#### [Problem description]
In the data below, which lines hold the word "跨行转账汇款"? Copy them.

#### [Dataset]
# # #

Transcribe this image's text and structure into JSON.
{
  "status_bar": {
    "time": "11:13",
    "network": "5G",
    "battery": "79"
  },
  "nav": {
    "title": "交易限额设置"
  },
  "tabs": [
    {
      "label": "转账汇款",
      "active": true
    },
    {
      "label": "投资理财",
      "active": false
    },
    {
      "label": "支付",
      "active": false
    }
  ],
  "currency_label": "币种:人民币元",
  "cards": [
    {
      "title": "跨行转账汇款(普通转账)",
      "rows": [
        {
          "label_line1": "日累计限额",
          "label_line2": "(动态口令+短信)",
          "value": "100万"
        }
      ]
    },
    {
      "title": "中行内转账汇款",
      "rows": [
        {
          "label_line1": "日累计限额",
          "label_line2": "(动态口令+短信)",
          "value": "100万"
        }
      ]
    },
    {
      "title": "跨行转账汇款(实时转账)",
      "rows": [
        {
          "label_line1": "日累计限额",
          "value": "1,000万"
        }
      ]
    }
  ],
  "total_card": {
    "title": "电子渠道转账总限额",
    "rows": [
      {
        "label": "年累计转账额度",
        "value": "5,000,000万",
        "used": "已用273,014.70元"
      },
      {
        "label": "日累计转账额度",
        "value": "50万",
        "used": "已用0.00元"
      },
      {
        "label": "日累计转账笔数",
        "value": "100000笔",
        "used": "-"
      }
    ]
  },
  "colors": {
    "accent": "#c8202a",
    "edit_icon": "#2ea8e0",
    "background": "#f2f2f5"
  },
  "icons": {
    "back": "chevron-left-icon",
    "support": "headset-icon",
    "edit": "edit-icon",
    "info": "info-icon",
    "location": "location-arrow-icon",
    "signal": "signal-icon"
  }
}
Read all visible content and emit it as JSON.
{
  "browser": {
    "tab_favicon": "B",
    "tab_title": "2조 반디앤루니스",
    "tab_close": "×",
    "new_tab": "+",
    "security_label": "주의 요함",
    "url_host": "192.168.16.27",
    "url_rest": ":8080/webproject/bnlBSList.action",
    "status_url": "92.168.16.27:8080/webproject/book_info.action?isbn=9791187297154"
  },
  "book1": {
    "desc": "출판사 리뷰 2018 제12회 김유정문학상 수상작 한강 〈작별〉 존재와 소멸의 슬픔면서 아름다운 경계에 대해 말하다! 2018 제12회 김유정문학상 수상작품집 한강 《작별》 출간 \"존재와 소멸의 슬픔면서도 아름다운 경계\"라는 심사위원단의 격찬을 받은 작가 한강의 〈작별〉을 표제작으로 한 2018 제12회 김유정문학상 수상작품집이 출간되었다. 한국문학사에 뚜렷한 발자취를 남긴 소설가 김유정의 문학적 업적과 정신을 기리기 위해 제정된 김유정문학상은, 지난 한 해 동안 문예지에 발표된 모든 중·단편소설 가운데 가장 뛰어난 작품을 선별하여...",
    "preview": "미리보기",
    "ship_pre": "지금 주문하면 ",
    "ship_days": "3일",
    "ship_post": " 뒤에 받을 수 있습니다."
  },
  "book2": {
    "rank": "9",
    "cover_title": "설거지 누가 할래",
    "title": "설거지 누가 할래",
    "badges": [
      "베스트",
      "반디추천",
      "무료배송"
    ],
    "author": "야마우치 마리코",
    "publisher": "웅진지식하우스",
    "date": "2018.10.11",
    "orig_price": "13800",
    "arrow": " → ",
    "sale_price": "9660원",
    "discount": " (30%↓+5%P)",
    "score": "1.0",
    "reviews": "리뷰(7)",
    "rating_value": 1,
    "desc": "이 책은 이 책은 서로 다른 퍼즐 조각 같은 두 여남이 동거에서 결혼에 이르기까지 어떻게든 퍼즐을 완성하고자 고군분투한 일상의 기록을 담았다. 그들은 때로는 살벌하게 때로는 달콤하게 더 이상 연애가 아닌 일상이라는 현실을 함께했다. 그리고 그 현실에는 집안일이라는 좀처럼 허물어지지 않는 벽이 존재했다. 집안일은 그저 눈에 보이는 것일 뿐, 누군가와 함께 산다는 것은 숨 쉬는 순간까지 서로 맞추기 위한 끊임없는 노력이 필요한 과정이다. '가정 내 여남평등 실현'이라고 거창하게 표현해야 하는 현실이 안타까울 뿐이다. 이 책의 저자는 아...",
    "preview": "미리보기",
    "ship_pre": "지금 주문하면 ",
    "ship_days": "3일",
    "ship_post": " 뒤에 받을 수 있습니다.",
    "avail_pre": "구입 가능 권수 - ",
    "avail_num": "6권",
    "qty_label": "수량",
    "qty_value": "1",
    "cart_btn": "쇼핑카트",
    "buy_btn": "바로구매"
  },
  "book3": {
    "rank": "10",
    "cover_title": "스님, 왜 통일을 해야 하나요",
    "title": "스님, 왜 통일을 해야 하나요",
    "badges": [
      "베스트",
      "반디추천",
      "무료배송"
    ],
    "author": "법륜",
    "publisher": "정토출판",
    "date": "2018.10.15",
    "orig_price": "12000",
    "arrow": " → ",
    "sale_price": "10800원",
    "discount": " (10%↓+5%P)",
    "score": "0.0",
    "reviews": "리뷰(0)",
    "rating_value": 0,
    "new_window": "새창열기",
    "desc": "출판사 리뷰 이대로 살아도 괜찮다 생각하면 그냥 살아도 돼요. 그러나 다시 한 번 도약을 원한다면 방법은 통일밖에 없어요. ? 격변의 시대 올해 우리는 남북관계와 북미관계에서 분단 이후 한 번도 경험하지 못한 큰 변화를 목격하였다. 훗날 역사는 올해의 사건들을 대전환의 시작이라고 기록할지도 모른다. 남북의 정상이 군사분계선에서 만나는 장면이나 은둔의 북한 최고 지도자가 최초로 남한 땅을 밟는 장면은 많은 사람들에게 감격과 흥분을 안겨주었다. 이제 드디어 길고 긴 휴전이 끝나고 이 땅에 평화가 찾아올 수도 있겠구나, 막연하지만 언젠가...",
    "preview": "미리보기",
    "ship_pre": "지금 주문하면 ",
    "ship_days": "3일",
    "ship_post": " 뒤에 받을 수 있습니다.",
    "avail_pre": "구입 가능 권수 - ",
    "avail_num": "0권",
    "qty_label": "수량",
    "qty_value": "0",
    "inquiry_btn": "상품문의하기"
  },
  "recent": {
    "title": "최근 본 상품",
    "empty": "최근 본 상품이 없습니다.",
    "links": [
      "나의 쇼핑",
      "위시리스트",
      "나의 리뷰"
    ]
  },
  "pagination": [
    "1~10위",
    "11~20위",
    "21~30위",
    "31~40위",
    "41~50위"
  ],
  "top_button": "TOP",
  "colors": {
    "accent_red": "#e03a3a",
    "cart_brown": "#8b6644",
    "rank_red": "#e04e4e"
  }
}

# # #

#### [Answer for this exercise]
      "title": "跨行转账汇款(普通转账)",
      "title": "跨行转账汇款(实时转账)",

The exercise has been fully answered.